It is July 2011 and tensions are running high between Colombia and Venezuela. The former is allowing the US to base forces on her soil, while the latter is harbouring insurgents. Colombian forces are on standby while their government awaits Venezuela's response to an ultimatum to evict the guerillas.
Leading the Colombian forces (the only option), you have a force of transport and gunship choppers, plus six Bronco ground-attack planes with which to menace the rebel base, with a squadron of Israeli-built Kfir fighters for escort. At sea, the diesel sub Pijao is patrolling off the approaches to the Maracaibo region, hoping to intercept a Venezuelan frigate and oiler returning from the Caribbean. Further W, near Cartagena, the Colombian corvette Antioquia provides (too) distant escort to the unarmed auxiliary Cartagena de Indias as she heads for port. A Dash patrol plane provides recon.
The Venezuelan forces are superior in almost every respect. They have F-16 Falcon and Flanker fighters and the latter have four times the sensor and missile range of your Kfirs, as well as being more agile. Their frigate is markedly better than the Antioquia and their submarines (plural) outrange the Pijao's sonar by 16nm to 6.
I decided that the best thing to do with my surface ships was to get them safely into port ASAP, as per orders. Unfortunately, two minutes into the scenario, the Cartagena de Indias was suddenly sunk by a Venezuelan sub - this appeared to be an unavoidable scenario event to trigger hostilities. At least it costs you no points. I was tasked with rescuing survivors, using a pair of Bell Basic SAR choppers based at Cartagena. Meanwhile, I did my best to hunt the sub, using the Dash (which has MAD, but no weapons) and the corvette's Fennec chopper (which was operating at long range).
Recovering the four survivor liferafts was easy enough and scored a cheap 200 VP. It was, however, fiddly, as you have to position the helicopter beside the raft, drop to minimum altitude and go into Hover mode before using the Special Options button to perform the rescue.
The enemy sub didn't want to be found and despite several sorties by the Fennec over the course of the game, she got clean away. Relying on MAD with no sonobuoys is more miss than hit. Antioquia made it back to port OK.
Meanwhile, some Colombian special forces located the rebel camp, just over the Andean border. They were useless for combat, but provided valuable intel. I was ordered to strike the base and launched all choppers, Broncos and most of the Kfirs.
The plan was to use the Andes to conceal the choppers' approach as far as possible, especially as the Venezuelan CAP was over the lowlands to the E. As it was suicide for the Kfirs to fight Flankers, I decided to use them to lure the Venezuelan fighters away from the choppers and Broncos, much as a hen ptarmigan will feign a broken wing and draw interlopers away from her chicks. This ruse worked (at first) with the two Flankers. Unfortunately, the assault force rounded the Andes to find that the enemy had another two previously-undetected fighters covering the other flank, with radar in support. The game was up!

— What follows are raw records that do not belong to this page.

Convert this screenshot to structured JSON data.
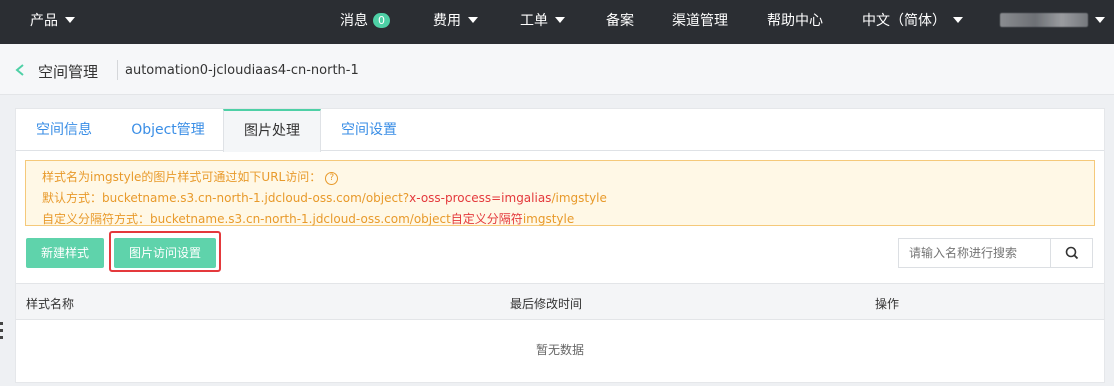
{
  "topnav": {
    "products": "产品",
    "messages": "消息",
    "messages_count": "0",
    "billing": "费用",
    "tickets": "工单",
    "filing": "备案",
    "channel": "渠道管理",
    "help": "帮助中心",
    "language": "中文（简体）"
  },
  "breadcrumb": {
    "title": "空间管理",
    "bucket": "automation0-jcloudiaas4-cn-north-1"
  },
  "tabs": [
    {
      "label": "空间信息"
    },
    {
      "label": "Object管理"
    },
    {
      "label": "图片处理"
    },
    {
      "label": "空间设置"
    }
  ],
  "notice": {
    "line1": "样式名为imgstyle的图片样式可通过如下URL访问：",
    "line2_prefix": "默认方式：bucketname.s3.cn-north-1.jdcloud-oss.com/object?",
    "line2_highlight": "x-oss-process=imgalias",
    "line2_suffix": "/imgstyle",
    "line3_prefix": "自定义分隔符方式：bucketname.s3.cn-north-1.jdcloud-oss.com/object",
    "line3_highlight": "自定义分隔符",
    "line3_suffix": "imgstyle"
  },
  "toolbar": {
    "new_style": "新建样式",
    "access_settings": "图片访问设置",
    "search_placeholder": "请输入名称进行搜索"
  },
  "table": {
    "columns": [
      "样式名称",
      "最后修改时间",
      "操作"
    ],
    "empty_text": "暂无数据"
  },
  "colors": {
    "nav_bg": "#2b2e33",
    "accent_green": "#5fd3ab",
    "link_blue": "#3a8ee6",
    "notice_orange": "#e89a2b",
    "highlight_red": "#e4393c"
  },
  "icons": [
    "chevron-left-icon",
    "caret-down-icon",
    "help-circle-icon",
    "search-icon"
  ]
}
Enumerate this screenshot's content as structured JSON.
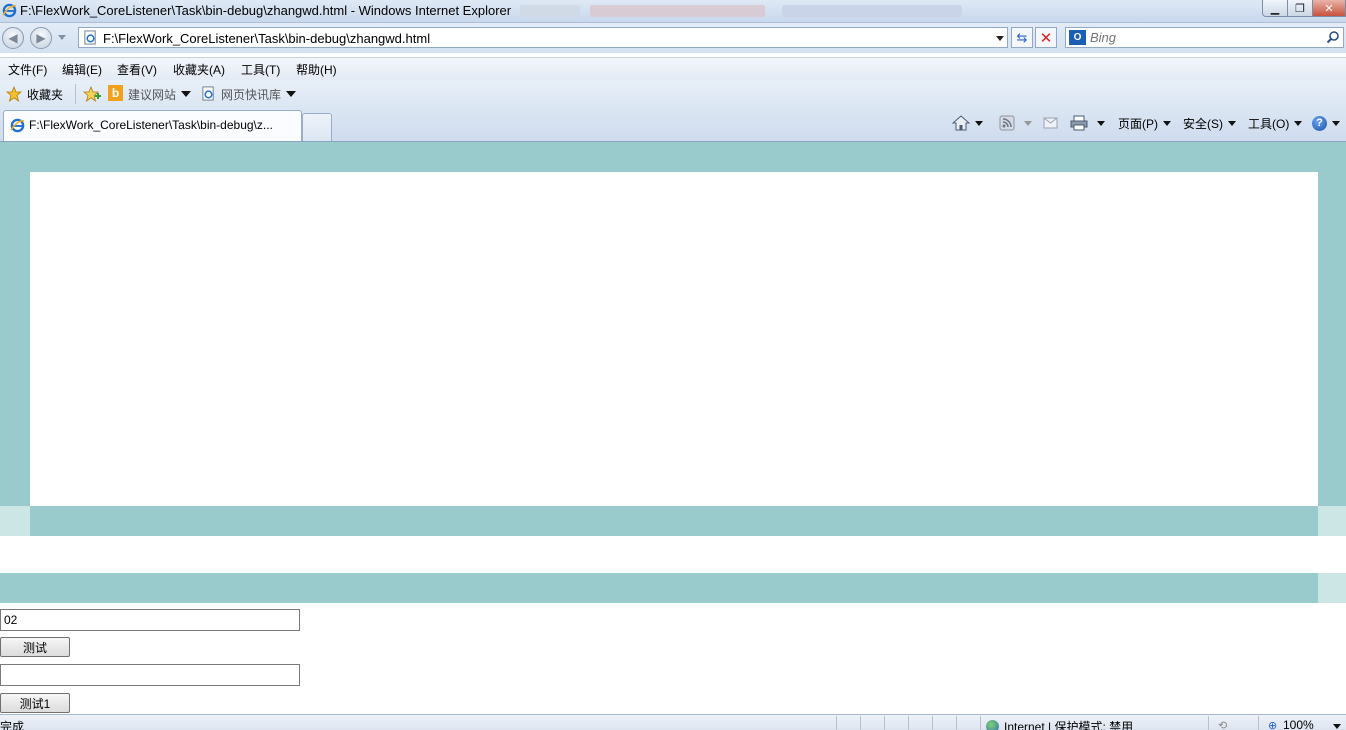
{
  "window": {
    "title": "F:\\FlexWork_CoreListener\\Task\\bin-debug\\zhangwd.html - Windows Internet Explorer",
    "minimize_label": "▁",
    "maximize_label": "❐",
    "close_label": "✕"
  },
  "address_bar": {
    "url": "F:\\FlexWork_CoreListener\\Task\\bin-debug\\zhangwd.html"
  },
  "search": {
    "placeholder": "Bing",
    "logo": "O"
  },
  "menu": {
    "items": [
      "文件(F)",
      "编辑(E)",
      "查看(V)",
      "收藏夹(A)",
      "工具(T)",
      "帮助(H)"
    ]
  },
  "favorites_bar": {
    "favorites_label": "收藏夹",
    "suggested_sites": "建议网站",
    "web_slice_gallery": "网页快讯库"
  },
  "tabs": {
    "active_title": "F:\\FlexWork_CoreListener\\Task\\bin-debug\\z..."
  },
  "command_bar": {
    "page": "页面(P)",
    "safety": "安全(S)",
    "tools": "工具(O)",
    "help": "?"
  },
  "page": {
    "input1_value": "02",
    "button1_label": "测试",
    "input2_value": "",
    "button2_label": "测试1"
  },
  "status_bar": {
    "status": "完成",
    "zone": "Internet | 保护模式: 禁用",
    "zoom": "100%"
  },
  "colors": {
    "flash_background": "#99cbcc",
    "band_light": "#cce5e5"
  }
}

There was no choice but to bore straight in, with all reserve Kfirs running interference. The choppers arrived before the enemy CAP, but hit problems when there was no apparent mechanism for unloading the troops from the eight transport Hips and Blackhawks (I tried using a Cargo mission to no avail). This rendered them essentially useless. As the Flankers and Falcons engaged (more having been called-in), the Blackhawk gunships and Broncos came over the target and did considerable damage with HYDRA rockets and incendiary bombs, taking out all of the rebel Bofors AA guns and three-quarters of their infantry. A Bronco and three choppers were lost to the fighters, but my Kfirs took advantage of the Venezuelan pre-occupation with the choppers to score two kills for one loss - a creditable effort. Unfortunately, my returning Broncos were caught while returning to base by the two Flankers I'd lured away earlier and four more were lost. Overall, though, I finished 90 VP ahead and got into Major Victory territory.

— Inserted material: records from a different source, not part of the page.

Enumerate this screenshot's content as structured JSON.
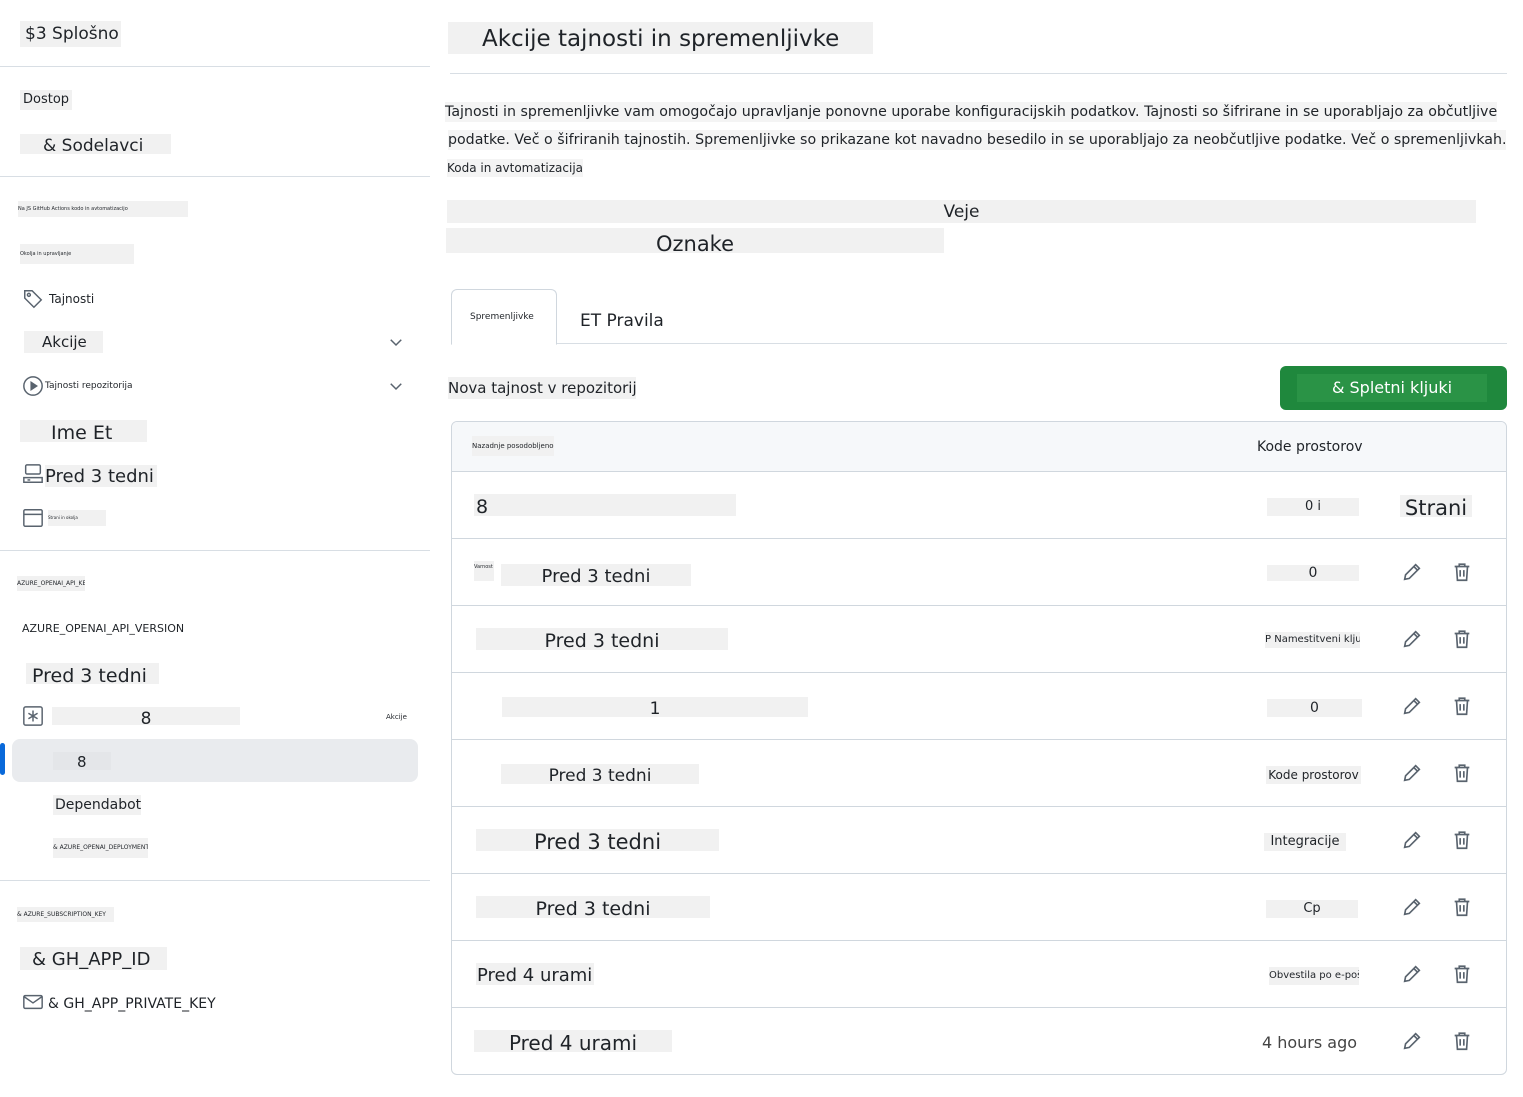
{
  "sidebar": {
    "general": "$3 Splošno",
    "access_heading": "Dostop",
    "collaborators": "& Sodelavci",
    "item_garbled_1": "Na JS GitHub Actions kodo in avtomatizacijo",
    "item_garbled_2": "Okolja in upravljanje",
    "secrets": "Tajnosti",
    "actions": "Akcije",
    "repo_secrets": "Tajnosti repozitorija",
    "name_et": "Ime Et",
    "three_weeks_1": "Pred 3 tedni",
    "pages_small": "Strani in okolja",
    "azure_openai_api_key": "AZURE_OPENAI_API_KEY",
    "azure_openai_api_version": "AZURE_OPENAI_API_VERSION",
    "three_weeks_2": "Pred 3 tedni",
    "eight_1": "8",
    "akcije_small": "Akcije",
    "eight_2": "8",
    "dependabot": "Dependabot",
    "azure_deployment": "& AZURE_OPENAI_DEPLOYMENT",
    "azure_subscription_key": "& AZURE_SUBSCRIPTION_KEY",
    "gh_app_id": "& GH_APP_ID",
    "gh_app_private_key": "& GH_APP_PRIVATE_KEY"
  },
  "main": {
    "title": "Akcije tajnosti in spremenljivke",
    "description_line1": "Tajnosti in spremenljivke vam omogočajo upravljanje ponovne uporabe konfiguracijskih podatkov. Tajnosti so šifrirane in se uporabljajo za občutljive",
    "description_line2": "podatke. Več o šifriranih tajnostih. Spremenljivke so prikazane kot navadno besedilo in se uporabljajo za neobčutljive podatke. Več o spremenljivkah.",
    "description_line3": "Koda in avtomatizacija",
    "branches": "Veje",
    "tags": "Oznake",
    "tabs": [
      {
        "label": "Spremenljivke"
      },
      {
        "label": "ET Pravila"
      }
    ],
    "section_title": "Nova tajnost v repozitoriju",
    "new_button": "& Spletni kljuki",
    "table": {
      "col_updated": "Nazadnje posodobljeno",
      "col_codespaces": "Kode prostorov",
      "rows": [
        {
          "name": "8",
          "value": "0 i",
          "extra": "Strani"
        },
        {
          "name": "Pred 3 tedni",
          "prefix": "Varnost",
          "value": "0",
          "extra": "Urejanje"
        },
        {
          "name": "Pred 3 tedni",
          "value": "P Namestitveni ključi"
        },
        {
          "name": "1",
          "value": "0"
        },
        {
          "name": "Pred 3 tedni",
          "value": "Kode prostorov"
        },
        {
          "name": "Pred 3 tedni",
          "value": "Integracije"
        },
        {
          "name": "Pred 3 tedni",
          "value": "Cp"
        },
        {
          "name": "Pred 4 urami",
          "value": "Obvestila po e-pošti"
        },
        {
          "name": "Pred 4 urami",
          "value": "4 hours ago"
        }
      ]
    }
  },
  "colors": {
    "accent": "#0969da",
    "primary_button": "#1f883d",
    "border": "#d0d7de"
  }
}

With the enemy maintaining regular CAP on their side of the border, there was no sense in a second strike and I kept my planes safely grounded.
Much later in this over-long three-day scenario, the Pijao was bounced by a second Venezuelan submarine, as was always a risk given the enemy sonar advantage. Thankfully, the torpedoes were fired at maximum range and I was able to outrun them. Diving deep, I headed away at Flank. As it was madness to stick around when faced with a technologically superior opponent, I got Pijao well clear (with a nervous slowdown to recharge batteries) and then ran down the clock.

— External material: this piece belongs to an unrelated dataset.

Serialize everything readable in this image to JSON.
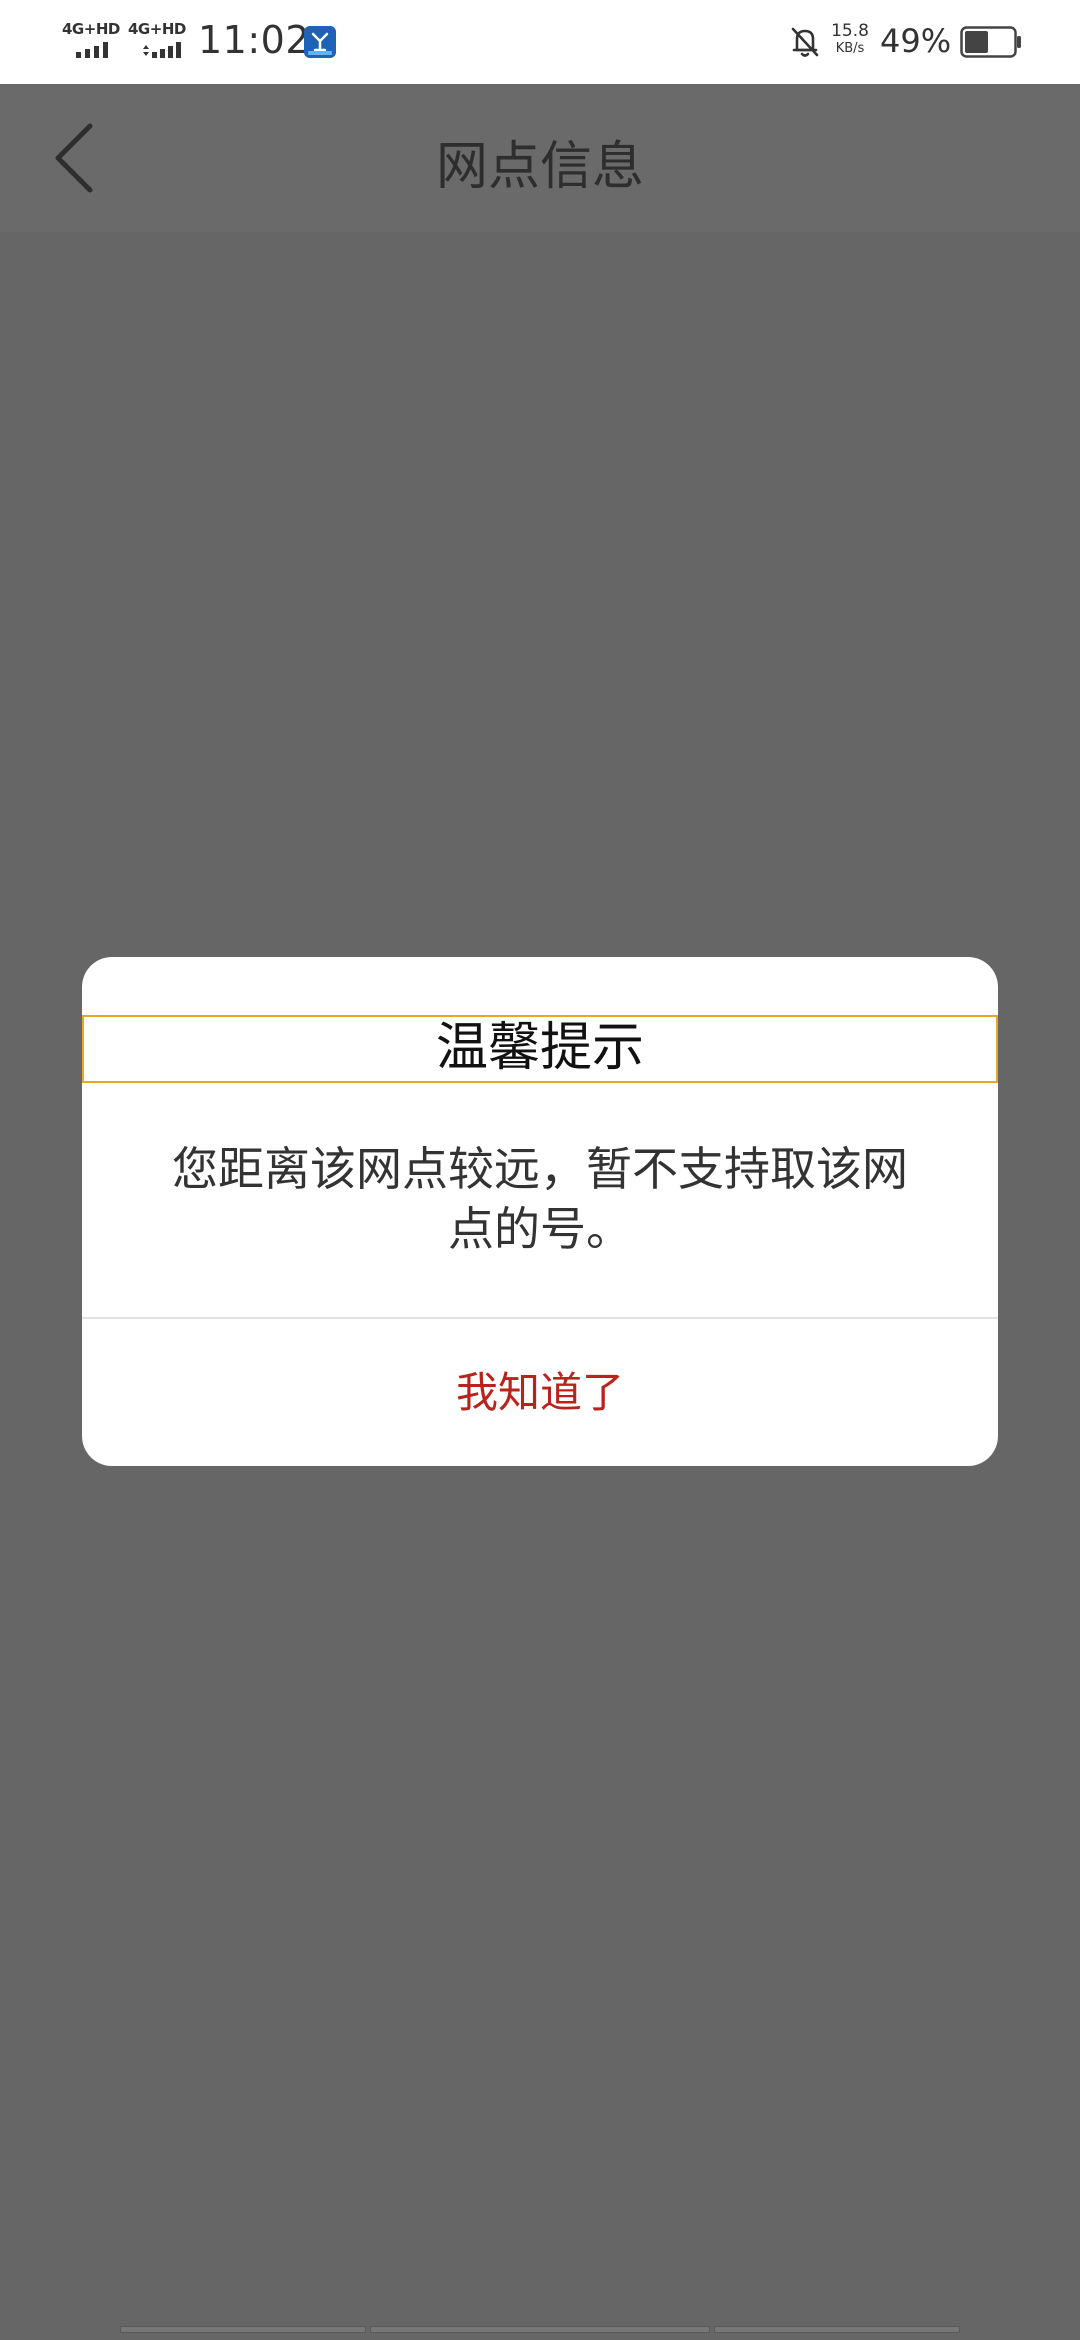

Nothing else happened and I was left with 290 VP and a rather unsatisfactory-seeming 'Major Victory'.
Not the most enthralling scenario, all told. Worth noting that it has a bug which causes a Lua script execution error whenever the enemy fire at you. I'd guess that the game tries to evaluate expended enemy missiles and torpedoes as units destroyed and fails. This might have something to do with the player getting no VP for downing Venezuelan fighters.